Assigned task – Go through the records and write each one out again exactly.

↓↓↓

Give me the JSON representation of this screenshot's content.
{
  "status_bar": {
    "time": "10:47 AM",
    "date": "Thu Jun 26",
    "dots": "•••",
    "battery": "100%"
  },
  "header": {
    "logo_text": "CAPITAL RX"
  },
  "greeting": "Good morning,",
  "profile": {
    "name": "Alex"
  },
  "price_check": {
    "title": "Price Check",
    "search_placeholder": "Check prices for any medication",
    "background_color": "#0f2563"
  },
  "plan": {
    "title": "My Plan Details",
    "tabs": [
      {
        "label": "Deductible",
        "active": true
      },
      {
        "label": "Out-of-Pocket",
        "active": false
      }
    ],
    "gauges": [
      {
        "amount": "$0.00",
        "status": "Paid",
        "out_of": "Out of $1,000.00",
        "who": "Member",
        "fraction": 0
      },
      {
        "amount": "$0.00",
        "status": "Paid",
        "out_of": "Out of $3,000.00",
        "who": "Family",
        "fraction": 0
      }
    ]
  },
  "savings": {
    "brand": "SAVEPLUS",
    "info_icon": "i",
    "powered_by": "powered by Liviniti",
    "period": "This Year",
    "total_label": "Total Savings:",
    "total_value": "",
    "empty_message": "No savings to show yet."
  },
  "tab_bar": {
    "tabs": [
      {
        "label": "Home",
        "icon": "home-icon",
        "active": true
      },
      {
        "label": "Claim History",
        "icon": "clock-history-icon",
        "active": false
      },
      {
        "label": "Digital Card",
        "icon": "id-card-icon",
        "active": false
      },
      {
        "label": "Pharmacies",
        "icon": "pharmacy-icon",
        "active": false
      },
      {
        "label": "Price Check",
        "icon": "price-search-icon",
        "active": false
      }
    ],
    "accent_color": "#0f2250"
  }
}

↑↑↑

Expected answer –
Give me the JSON representation of this screenshot's content.
{
  "status_bar": {
    "time": "10:47 AM",
    "date": "Thu Jun 26",
    "dots": "•••",
    "battery": "100%"
  },
  "header": {
    "logo_text": "CAPITAL RX"
  },
  "greeting": "Good morning,",
  "profile": {
    "name": "Alex"
  },
  "price_check": {
    "title": "Price Check",
    "search_placeholder": "Check prices for any medication",
    "background_color": "#0f2563"
  },
  "plan": {
    "title": "My Plan Details",
    "tabs": [
      {
        "label": "Deductible",
        "active": true
      },
      {
        "label": "Out-of-Pocket",
        "active": false
      }
    ],
    "gauges": [
      {
        "amount": "$0.00",
        "status": "Paid",
        "out_of": "Out of $1,000.00",
        "who": "Member",
        "fraction": 0
      },
      {
        "amount": "$0.00",
        "status": "Paid",
        "out_of": "Out of $3,000.00",
        "who": "Family",
        "fraction": 0
      }
    ]
  },
  "savings": {
    "brand": "SAVEPLUS",
    "info_icon": "i",
    "powered_by": "powered by Liviniti",
    "period": "This Year",
    "total_label": "Total Savings:",
    "total_value": "",
    "empty_message": "No savings to show yet."
  },
  "tab_bar": {
    "tabs": [
      {
        "label": "Home",
        "icon": "home-icon",
        "active": true
      },
      {
        "label": "Claim History",
        "icon": "clock-history-icon",
        "active": false
      },
      {
        "label": "Digital Card",
        "icon": "id-card-icon",
        "active": false
      },
      {
        "label": "Pharmacies",
        "icon": "pharmacy-icon",
        "active": false
      },
      {
        "label": "Price Check",
        "icon": "price-search-icon",
        "active": false
      }
    ],
    "accent_color": "#0f2250"
  }
}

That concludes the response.